Edit: This question is wrong. The stm325105 has only one wakeup pin. But other ST-parts has more than one wakeup pin, so the given answer is valid for those.

I have a stm32f105 that has two momentary buttons connected to the wakeup inputs. The processor is put in STANDBY MODE. When any of the buttons are pressed, or the RTC timer fires, the cpu wakes up.

The problem is that I want the cpu to do different things depending on which wakeup input was triggered. According to 5.3.5 from ST stm32f105xx reference manual, no registers are preserved except for a status register indicating that we've been woken up (but not by who) and 42 backup registers.

The Standby mode allows to achieve the lowest power consumption. It is based on the
Cortex ® -M3 deepsleep mode, with the voltage regulator disabled. The 1.8 V domain is
consequently powered off. The PLL, the HSI oscillator and the HSE oscillator are also
switched off. SRAM and register contents are lost except for registers in the Backup domain
and Standby circuitry.

After waking up from Standby mode, program execution restarts in the same way as after a
Reset (boot pins sampling, vector reset is fetched, etc.). The SBF status flag in the Power
control/status register (PWR_CSR) indicates that the MCU was in Standby mode.

This ST forum post, How to determine the origin of Wakeup from Standby?, suggests that I can't detect which wakeup triggered in software. I found no other posts there that gave any more enlightment.

How can I use software or hardware for determining, after waking up, which wakeup input was triggered?

Best Answer

I don't know the details of this ST part, so I'll assume your description of it is correct.
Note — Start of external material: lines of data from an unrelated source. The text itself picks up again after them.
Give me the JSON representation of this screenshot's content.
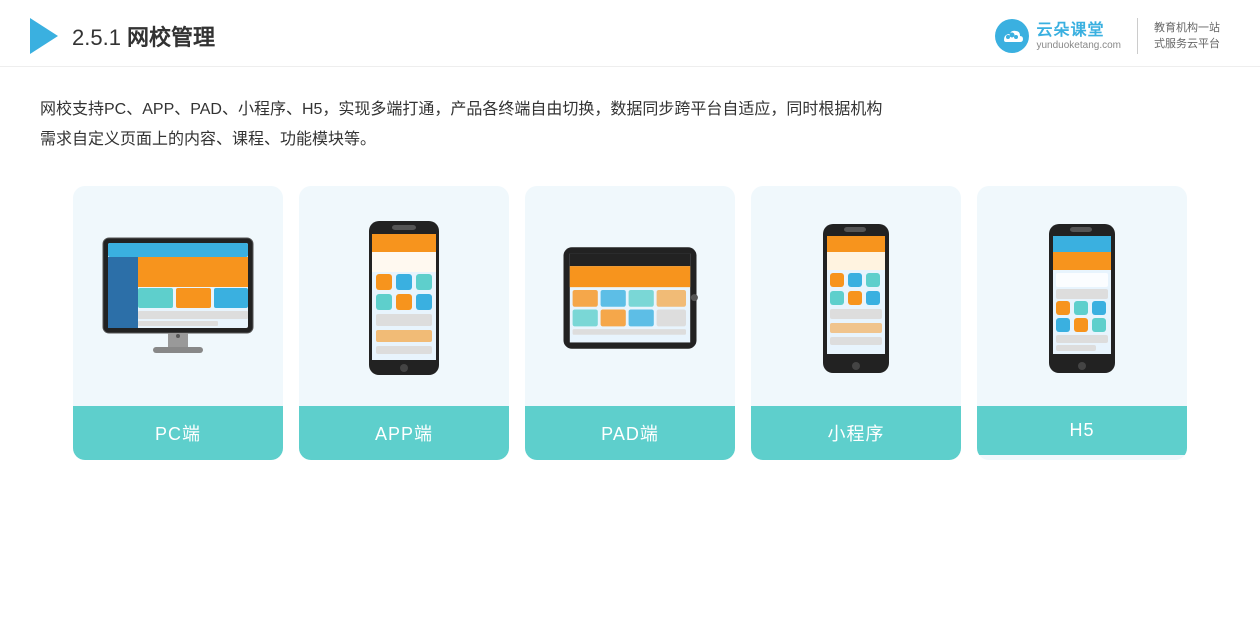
{
  "header": {
    "title_prefix": "2.5.1 ",
    "title_bold": "网校管理",
    "brand_name": "云朵课堂",
    "brand_url": "yunduoketang.com",
    "brand_slogan_line1": "教育机构一站",
    "brand_slogan_line2": "式服务云平台"
  },
  "description": {
    "line1": "网校支持PC、APP、PAD、小程序、H5，实现多端打通，产品各终端自由切换，数据同步跨平台自适应，同时根据机构",
    "line2": "需求自定义页面上的内容、课程、功能模块等。"
  },
  "cards": [
    {
      "id": "pc",
      "label": "PC端",
      "type": "pc"
    },
    {
      "id": "app",
      "label": "APP端",
      "type": "phone"
    },
    {
      "id": "pad",
      "label": "PAD端",
      "type": "pad"
    },
    {
      "id": "miniapp",
      "label": "小程序",
      "type": "phone"
    },
    {
      "id": "h5",
      "label": "H5",
      "type": "phone"
    }
  ]
}
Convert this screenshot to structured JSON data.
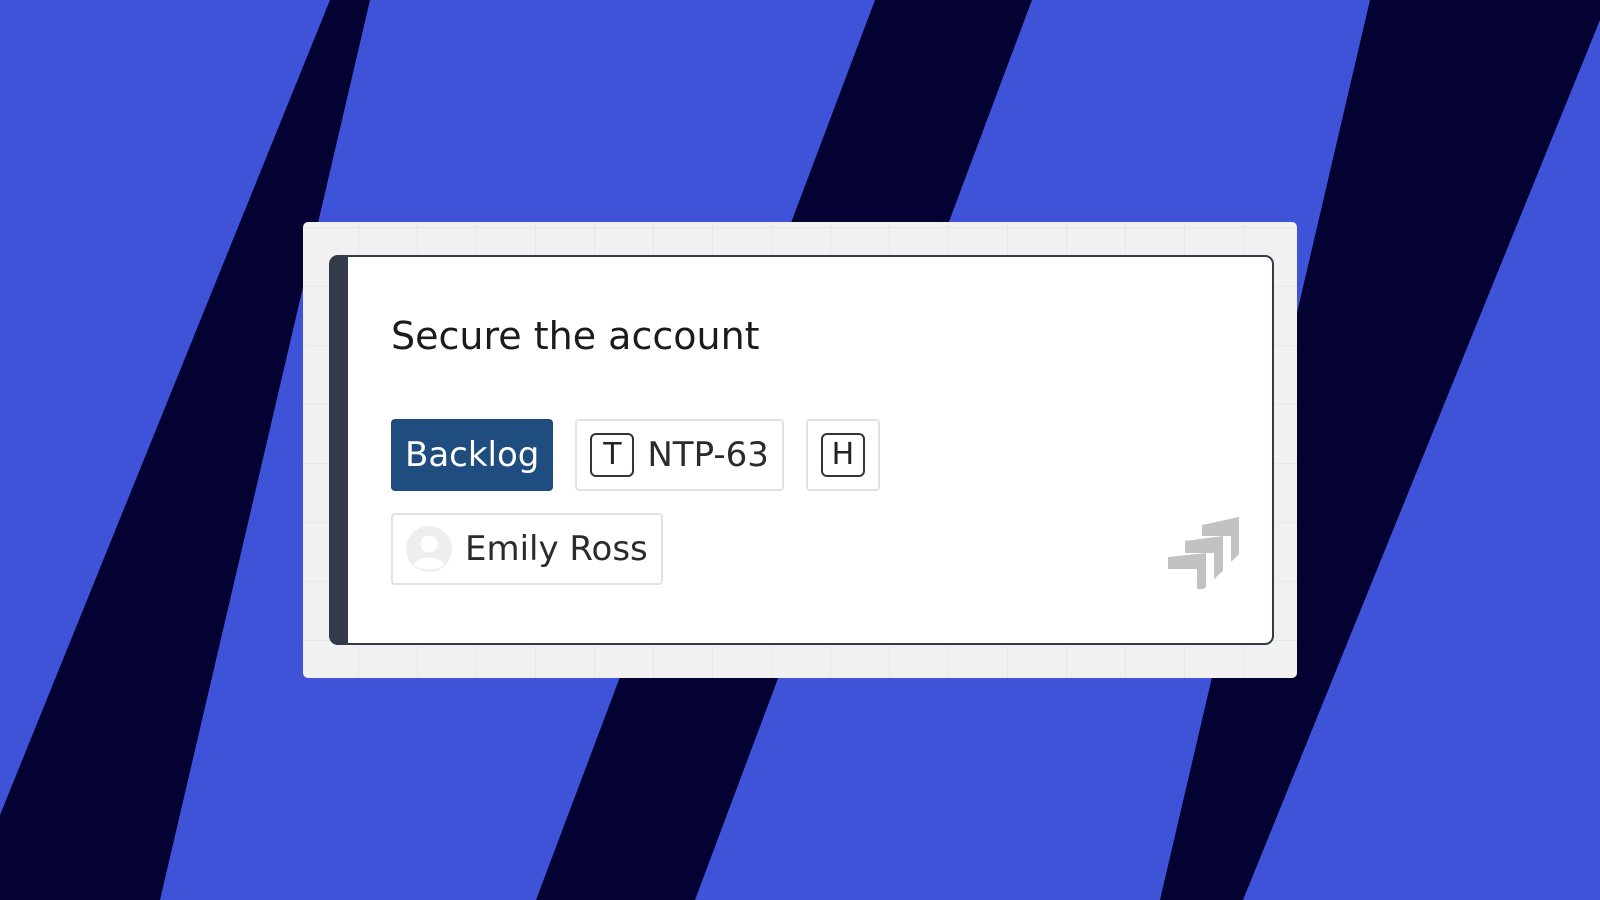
{
  "colors": {
    "background_primary": "#3f53d8",
    "background_stripe": "#030233",
    "card_accent": "#333a4a",
    "status_background": "#1f4d80",
    "status_text": "#ffffff"
  },
  "card": {
    "title": "Secure the account",
    "status": {
      "label": "Backlog"
    },
    "issue": {
      "type_icon_letter": "T",
      "key": "NTP-63"
    },
    "priority": {
      "icon_letter": "H"
    },
    "assignee": {
      "name": "Emily Ross",
      "avatar_icon": "default-user-avatar-icon"
    },
    "logo_icon": "jira-logo-icon"
  }
}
The processor should wake up very soon after either button is pressed. This should be especially true if it has a internal RC oscillator. Even if you need to run from a crystal eventually for accuracy reasons, perhaps you can have the part start from a internal RC, then switch to the crystal later. There are micros that can do such things, although I don't know if yours is one of them.
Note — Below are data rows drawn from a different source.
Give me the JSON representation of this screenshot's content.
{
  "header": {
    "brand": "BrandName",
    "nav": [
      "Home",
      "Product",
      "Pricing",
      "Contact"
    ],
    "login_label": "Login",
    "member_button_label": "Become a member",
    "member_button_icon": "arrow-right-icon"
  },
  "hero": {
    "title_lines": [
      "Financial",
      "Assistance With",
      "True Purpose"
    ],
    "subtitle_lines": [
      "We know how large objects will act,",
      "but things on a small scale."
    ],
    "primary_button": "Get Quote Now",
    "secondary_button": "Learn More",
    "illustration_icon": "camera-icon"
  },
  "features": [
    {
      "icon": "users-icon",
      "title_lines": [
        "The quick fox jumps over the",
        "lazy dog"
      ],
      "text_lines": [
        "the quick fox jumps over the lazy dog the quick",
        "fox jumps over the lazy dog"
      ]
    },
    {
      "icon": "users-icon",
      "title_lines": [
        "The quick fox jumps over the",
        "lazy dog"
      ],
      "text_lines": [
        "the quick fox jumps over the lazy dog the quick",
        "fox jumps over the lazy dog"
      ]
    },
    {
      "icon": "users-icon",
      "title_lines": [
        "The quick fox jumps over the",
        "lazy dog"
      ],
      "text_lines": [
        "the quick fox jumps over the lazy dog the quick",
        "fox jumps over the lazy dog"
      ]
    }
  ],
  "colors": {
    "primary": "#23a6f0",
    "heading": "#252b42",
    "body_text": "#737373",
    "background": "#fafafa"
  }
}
In any case, you read both inputs as soon as possible after wakeup. Unless there is something unusual about this ST micro, that should be from a ms to a few 10s of ms from the button press.

To guarantee the line is still low, use a capacitor to keep the line low for up to 100 ms after the button is released.

For example, let's say the guaranteed logic low input level is 20% of the supply voltage. The line is pulled up with a resistor, and has a capacitor to ground. The button shorts the line to ground. The line therefore floats high, and is actively forced to ground when the button is pressed. When the button is released, the voltage exponentially decays towards the supply.

Decaying to 20% of the final value happens in 0.22 time constants. Lets say you want to guarantee the line looks low for 100 ms after a button press. That means the RC time constant must be 450 ms. With 100 kΩ pullup, the capacitance would need to be 4.5 µF. So a 4.7 µF 10 V cap would do nicely.

In summary, here is the circuit: